“Prose both scabrous and poetic.” – Publishers Weekly. “Proust meets Chandler over a pint of Guinness.” – Spectator. “A sheer pleasure.” – Tana French. “Among the most memorable books of the year, of any genre.” – Sunday Times. “A hardboiled delight.” – Guardian. “Imagine Donald Westlake and Richard Stark collaborating on a screwball noir.” – Kirkus Reviews. “A cross between Raymond Chandler and Flann O’Brien.” – John Banville. “The effortless cool of Elmore Leonard at his peak.” – Ray Banks. “A fine writer at the top of his game.” – Lee Child.

Tuesday, July 17, 2012

Doing His Eoin Thing

I had the great pleasure last week of sitting down with Eoin Colfer (right), to interview him on the occasion of the publication of the final chapter in the Artemis Fowl story, THE LAST GUARDIAN. He’s a lovely guy: funny and generous and self-deprecating, and entirely free of any unnecessary ego.
  That interview was published in the Irish Times on Saturday, and a very nice spread it was too. It opened as follows:
Forthright but quietly spoken, understated but unambiguous, Eoin Colfer, the self-deprecating creator of the Artemis Fowl phenomenon, is a bundle of contradictions, writes DECLAN BURKE

IT COMES AS no surprise to learn that William Goldman is one of Eoin Colfer’s favourite writers. “I think Marathon Man is one of the best thrillers ever written,” he says. “And Goldman also wrote The Princess Bride, which is one of the best fantasy books ever written. It’s amazing that the same guy wrote both, but he also wrote Butch Cassidy and the Sundance Kid.”
  Colfer is no slouch himself when it comes to dabbling in different genres. Whether it’s selling 20 million copies of the Artemis Fowl series of books, being shortlisted for the Los Angeles Times Book Prizes with his debut crime-fiction novel for adults, or collaborating on musical theatre before writing the sixth instalment in the “increasingly improbable” Hitchhiker’s Guide to the Galaxy series, Colfer has an endless fascination with new forms.
  If there is one constant in his work, it’s humour. “I find it very hard not to write humour,” he says. “I feel uncomfortable when no one is talking at a dinner table. I always feel like I’m the one who has to jump in and fill the gap. It was the same when I was writing plays. I was always worried when the audience was silent. Because I wasn’t getting the affirmation, maybe, that it was good. So I would invariably jam in as many jokes as I could. And it’s the same with the books. I’m just afraid that if people don’t laugh all the time they’re not enjoying themselves.”
  For the rest, clickety-click here
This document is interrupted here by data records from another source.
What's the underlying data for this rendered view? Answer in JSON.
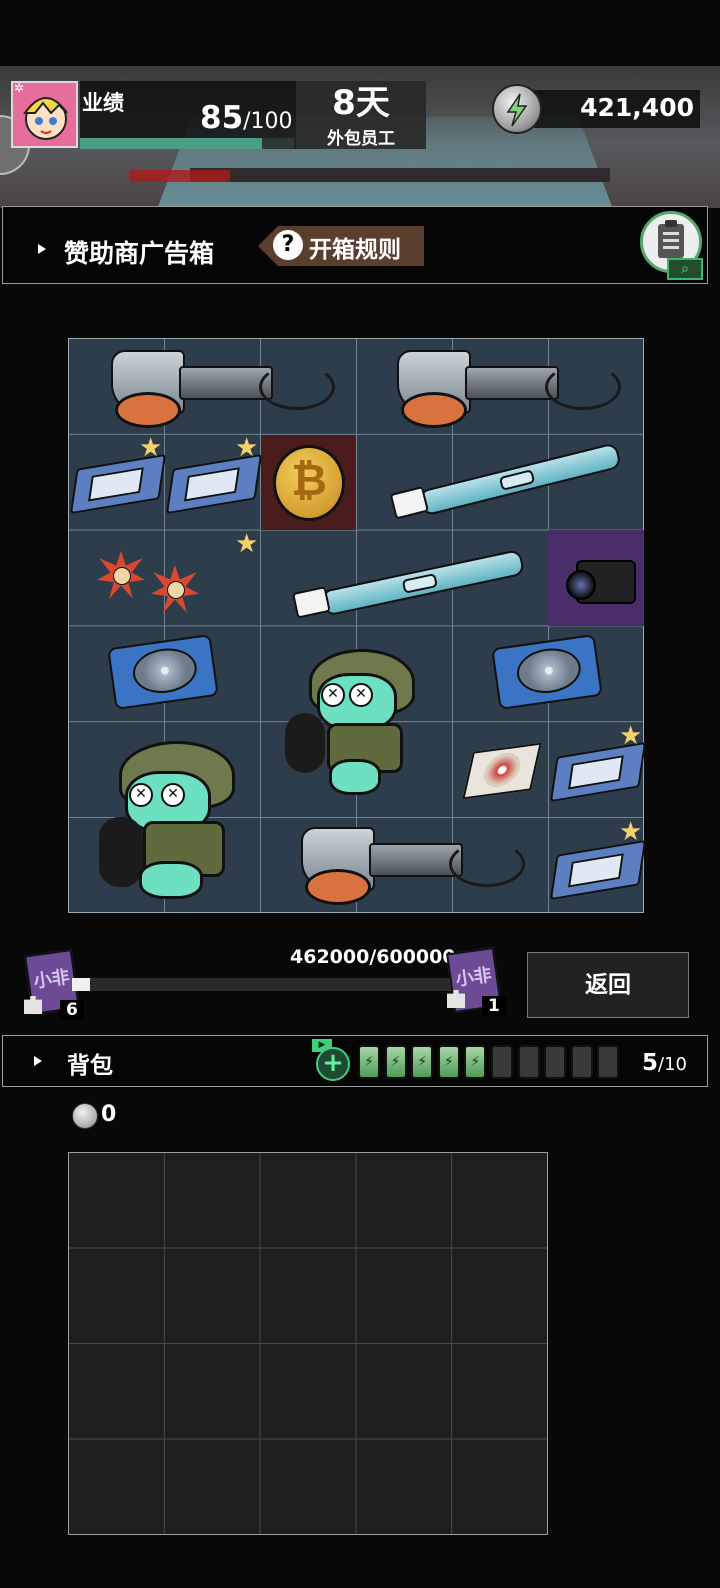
{
  "hud": {
    "performance_label": "业绩",
    "performance_current": "85",
    "performance_max": "/100",
    "performance_fraction": 0.85,
    "days": "8天",
    "role": "外包员工",
    "coins": "421,400"
  },
  "header": {
    "title": "赞助商广告箱",
    "rules_icon": "?",
    "rules_label": "开箱规则"
  },
  "box_grid": {
    "columns": 6,
    "rows": 6,
    "items": [
      {
        "name": "hair-dryer",
        "starred": false
      },
      {
        "name": "hair-dryer",
        "starred": false
      },
      {
        "name": "tablet-device",
        "starred": true
      },
      {
        "name": "tablet-device",
        "starred": true
      },
      {
        "name": "bitcoin",
        "starred": false,
        "highlight": "red",
        "glyph": "₿"
      },
      {
        "name": "electric-toothbrush",
        "starred": false
      },
      {
        "name": "star-sunglasses",
        "starred": true
      },
      {
        "name": "electric-toothbrush",
        "starred": false
      },
      {
        "name": "camera-lens",
        "starred": false,
        "highlight": "purple"
      },
      {
        "name": "cd-player",
        "starred": false
      },
      {
        "name": "frog-pilot",
        "starred": false
      },
      {
        "name": "cd-player",
        "starred": false
      },
      {
        "name": "frog-pilot",
        "starred": false
      },
      {
        "name": "cd-case",
        "starred": false
      },
      {
        "name": "tablet-device",
        "starred": true
      },
      {
        "name": "hair-dryer",
        "starred": false
      },
      {
        "name": "tablet-device",
        "starred": true
      }
    ]
  },
  "progress": {
    "text": "462000/600000",
    "current": 462000,
    "max": 600000,
    "left_ticket_glyph": "小非",
    "left_count": "6",
    "right_ticket_glyph": "小非",
    "right_count": "1"
  },
  "back_button": "返回",
  "backpack": {
    "label": "背包",
    "plus": "+",
    "video_tag": "▶",
    "batteries_filled": 5,
    "batteries_total": 10,
    "count": "5",
    "total": "/10",
    "coins": "0",
    "grid_columns": 5,
    "grid_rows": 4
  },
  "colors": {
    "accent_green": "#4b9e86",
    "rules_brown": "#5b3f2e",
    "grid_blue": "#2d3d4b",
    "star_gold": "#f4d06b"
  }
}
3 comments:

Peter Rozovsky said...

The last Artemis Fowl book is near the top of my list. And when does E.C.'s next "adult" crime novel hit the shelves?

Declan Burke said...

According to Mr Colfer, we can expect to see a sequel to Plugged in 2013. Good news, I think.

Cheers, Dec

Peter Rozovsky said...

Yes, good news.

You'll no doubt have heard that I never knew Colfer wrote YA fiction until I'd already read his "adult" story in Akashic's Dublin Noir collection. I never need any convincing that the man could write "adult" crime fiction.

And I put adult between inverted commas because I've much enjoyed the Artemis Fowl books and Half Moon Investigations as well.